Heer says converting land from meat production to dairy is costly. If a piece of land previously used for meat farming costs a few million dollars, it will typically cost that much again to get it ready for dairy. The good news is the spending tends to happen in the local community. Dairy farming also creates more jobs and that also pumps more money into communities.

The flip side of this equation is that operating cashflow returns for dairy farms are considerably stronger.

Heer says it's important to create a balance between increased productivity and environmental sustainability. He says the ASB talked to farmer customers who have made it clear they are keen to maintain standards, but are concerned about the cost of upgrading systems, protecting waterways and other environmental improvements.

The bank came up with the Rural Environmental Compliance Loan to help farmers make the necessary improvements. It's a low-cost loan. Heer says it is effectively a not-for-profit. The bank priced it at the ASB's cost of funding with no customer margins.

Heer says the ASB had two goals when it set up the loan: "We wanted to provide low-cost funding to help farmers become compliant with environmental regulations. Ultimately this helps them with their global competitive advantages. At the same time we wanted to increase the level of conversation between the bank and farmers over environmental issues".

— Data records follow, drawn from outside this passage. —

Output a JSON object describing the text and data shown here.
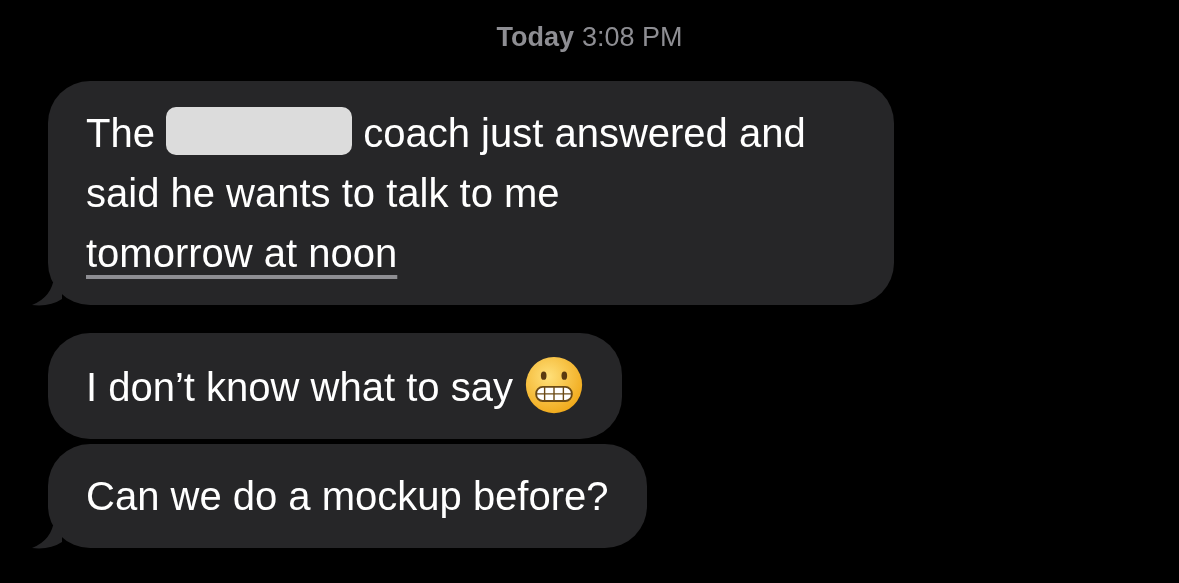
{
  "timestamp": {
    "day": "Today",
    "time": "3:08 PM"
  },
  "messages": [
    {
      "tail": true,
      "parts": [
        {
          "kind": "text",
          "text": "The"
        },
        {
          "kind": "redaction"
        },
        {
          "kind": "text",
          "text": "coach just answered and said he wants to talk to me"
        },
        {
          "kind": "link",
          "text": "tomorrow at noon"
        }
      ]
    },
    {
      "tail": false,
      "parts": [
        {
          "kind": "text",
          "text": "I don’t know what to say"
        },
        {
          "kind": "emoji"
        }
      ]
    },
    {
      "tail": true,
      "parts": [
        {
          "kind": "text",
          "text": "Can we do a mockup before?"
        }
      ]
    }
  ]
}
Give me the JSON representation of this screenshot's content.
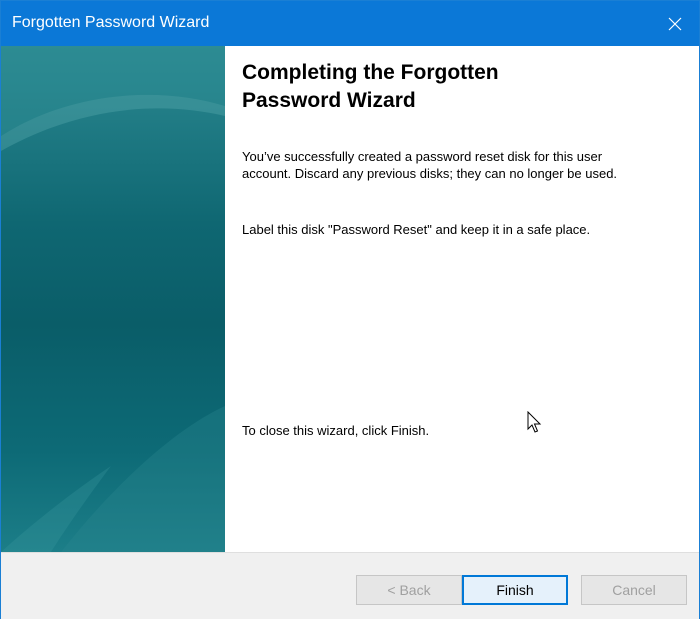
{
  "window": {
    "title": "Forgotten Password Wizard"
  },
  "content": {
    "heading": "Completing the Forgotten Password Wizard",
    "paragraph_success": "You’ve successfully created a password reset disk for this user account. Discard any previous disks; they can no longer be used.",
    "paragraph_label": "Label this disk \"Password Reset\" and keep it in a safe place.",
    "paragraph_close": "To close this wizard, click Finish."
  },
  "buttons": {
    "back_label": "< Back",
    "finish_label": "Finish",
    "cancel_label": "Cancel"
  },
  "colors": {
    "titlebar": "#0b78d7",
    "panel_dark": "#0a5d68",
    "panel_light": "#2c8a92",
    "footer": "#f0f0f0"
  },
  "icons": {
    "close": "close-icon",
    "cursor": "mouse-pointer-icon"
  }
}
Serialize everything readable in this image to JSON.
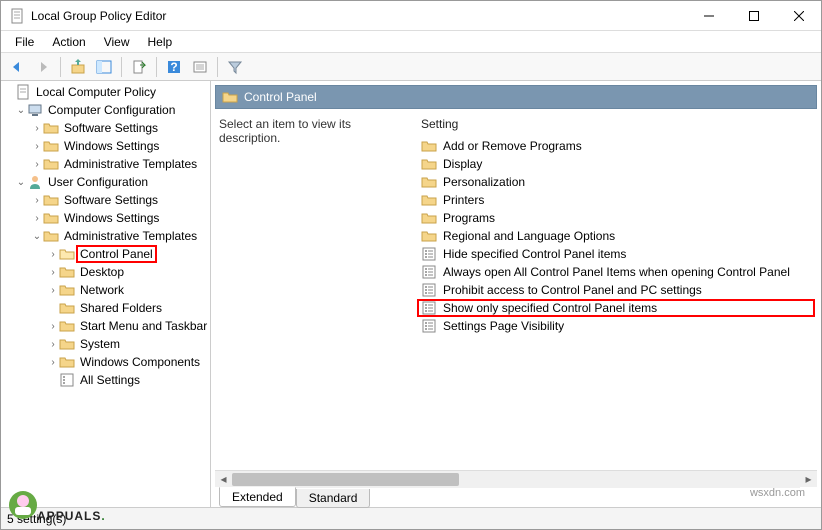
{
  "window": {
    "title": "Local Group Policy Editor"
  },
  "menubar": [
    "File",
    "Action",
    "View",
    "Help"
  ],
  "tree": {
    "root": "Local Computer Policy",
    "computer": {
      "label": "Computer Configuration",
      "children": [
        "Software Settings",
        "Windows Settings",
        "Administrative Templates"
      ]
    },
    "user": {
      "label": "User Configuration",
      "children": [
        "Software Settings",
        "Windows Settings"
      ],
      "admin": {
        "label": "Administrative Templates",
        "children": [
          "Control Panel",
          "Desktop",
          "Network",
          "Shared Folders",
          "Start Menu and Taskbar",
          "System",
          "Windows Components",
          "All Settings"
        ]
      }
    }
  },
  "right": {
    "header": "Control Panel",
    "description": "Select an item to view its description.",
    "column": "Setting",
    "items": [
      {
        "type": "folder",
        "label": "Add or Remove Programs"
      },
      {
        "type": "folder",
        "label": "Display"
      },
      {
        "type": "folder",
        "label": "Personalization"
      },
      {
        "type": "folder",
        "label": "Printers"
      },
      {
        "type": "folder",
        "label": "Programs"
      },
      {
        "type": "folder",
        "label": "Regional and Language Options"
      },
      {
        "type": "setting",
        "label": "Hide specified Control Panel items"
      },
      {
        "type": "setting",
        "label": "Always open All Control Panel Items when opening Control Panel"
      },
      {
        "type": "setting",
        "label": "Prohibit access to Control Panel and PC settings"
      },
      {
        "type": "setting",
        "label": "Show only specified Control Panel items",
        "highlight": true
      },
      {
        "type": "setting",
        "label": "Settings Page Visibility"
      }
    ]
  },
  "tabs": {
    "extended": "Extended",
    "standard": "Standard"
  },
  "status": "5 setting(s)",
  "watermark": "wsxdn.com",
  "brand": "APPUALS"
}
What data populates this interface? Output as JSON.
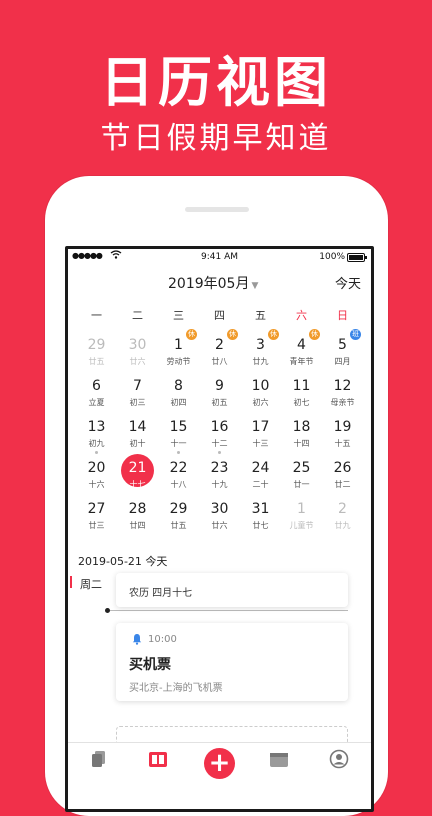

Farmers can borrow up to $200,000 over five years from the scheme. ASB launched the loan a year ago and in the first 12 months it has funded 412 projects for a total of $50 million.